A CITY LIKE ALMOST ANY OTHER

somewhere within three blocks
of here a limo is disgorging
or swallowing up passengers

a child is dreaming of taking
lessons on a piano or violin
of Carnegie or Alice Tully Halls

a woman is remembering
what the touch of his fingers
felt on her cheek, tracing

her jaw, not shattering it,
a tagger prepares for battle
carefully loading his makeshift

holster after clearing
each nozzle, plotting which walls
will be an evening’s canvas

but across from here there is
the same red brick building
five store fronts, each with

barred doors drawn tight
staring, with no hope of parole
a green grocer, two bananas

rotting on the stoop,
a tailor’s naked mannequin
head turned backwards in shame

a locksmith whose lock
dwarfs the others though
there is nothing within to hide

and two vacant hollow spaces
like eyes of the dead
rheumy, semi-opaque voids

and eight neat rows
of six sooty windows each
behind which others hide

from the anger and fury
they would unleash on the city
if they could overcome their fear.

Published in The Raven’s Perch (August 3, 2020)
https://theravensperch.com/a-city-like-almost-any-other-by-louis-faber/

CUBIC

In the center of every city
there ought to be a park,
an expanse of green, trees
older than the first European to arrive,
so old they need not feign indifference
to the humans who have invaded
and refused to leave despite the mother (nature)’s
request that they do so immediately.
Some cities comply, but only partially
for they place the parks on the periphery
and save their core for the tall buildings,
stacked cubes chock-full of small cubes,
little boxes and to which people go each day
before returning to their own boxes, large
enough and sometimes ghastly large
that surround the city.
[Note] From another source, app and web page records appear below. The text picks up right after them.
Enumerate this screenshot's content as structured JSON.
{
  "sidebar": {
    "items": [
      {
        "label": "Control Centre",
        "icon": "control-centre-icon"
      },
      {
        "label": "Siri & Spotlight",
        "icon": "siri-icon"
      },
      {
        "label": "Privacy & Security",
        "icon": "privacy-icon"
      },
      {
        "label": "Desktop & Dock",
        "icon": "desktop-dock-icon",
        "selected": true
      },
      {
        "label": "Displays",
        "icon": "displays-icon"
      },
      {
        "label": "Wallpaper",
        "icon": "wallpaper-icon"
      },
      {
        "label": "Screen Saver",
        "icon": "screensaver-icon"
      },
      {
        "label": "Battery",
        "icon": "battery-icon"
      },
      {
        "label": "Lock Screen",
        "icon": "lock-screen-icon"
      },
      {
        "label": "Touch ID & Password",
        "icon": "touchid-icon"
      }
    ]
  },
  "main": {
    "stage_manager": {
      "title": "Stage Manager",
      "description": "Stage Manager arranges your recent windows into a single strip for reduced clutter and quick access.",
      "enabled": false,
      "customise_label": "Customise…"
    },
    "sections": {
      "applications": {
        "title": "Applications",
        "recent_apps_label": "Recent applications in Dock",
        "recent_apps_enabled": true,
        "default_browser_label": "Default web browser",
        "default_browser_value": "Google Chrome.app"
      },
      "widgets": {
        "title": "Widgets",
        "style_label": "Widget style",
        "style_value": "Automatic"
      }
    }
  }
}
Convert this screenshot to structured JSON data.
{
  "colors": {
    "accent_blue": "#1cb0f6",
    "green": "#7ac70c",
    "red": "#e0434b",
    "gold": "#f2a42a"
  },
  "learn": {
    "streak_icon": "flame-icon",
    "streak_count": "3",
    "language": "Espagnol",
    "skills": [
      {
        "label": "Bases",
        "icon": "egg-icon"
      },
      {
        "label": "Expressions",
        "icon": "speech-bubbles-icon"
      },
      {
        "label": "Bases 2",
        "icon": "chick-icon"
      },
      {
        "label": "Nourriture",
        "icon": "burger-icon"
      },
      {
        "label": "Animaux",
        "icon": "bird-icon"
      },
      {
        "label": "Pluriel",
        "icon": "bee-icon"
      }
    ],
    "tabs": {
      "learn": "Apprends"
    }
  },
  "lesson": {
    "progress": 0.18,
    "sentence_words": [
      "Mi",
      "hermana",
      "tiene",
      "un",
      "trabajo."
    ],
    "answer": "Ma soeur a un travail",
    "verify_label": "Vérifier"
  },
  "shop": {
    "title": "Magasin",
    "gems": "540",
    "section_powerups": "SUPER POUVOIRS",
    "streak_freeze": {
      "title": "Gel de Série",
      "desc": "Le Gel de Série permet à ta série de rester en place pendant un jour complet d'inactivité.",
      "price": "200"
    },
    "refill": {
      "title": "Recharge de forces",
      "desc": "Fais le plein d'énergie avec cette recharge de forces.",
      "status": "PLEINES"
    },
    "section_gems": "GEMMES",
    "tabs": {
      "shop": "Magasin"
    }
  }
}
This is where
the city knows the Park should be, and if people
don’t like it, the city doesn’t really care.

THE SKY ABOVE

Only in New York will you find a giraffe looking up at taller buildings
and not thinking this the least bit strange. People always look up at
buildings and it is never strange, but people know that giraffes must
be different and their looking up is by its very nature strange. Giraffes
look down at people as well. This is not strange, and people accept this
although they are usually not pleased. People do not like being looked
down upon. Not even by giraffes.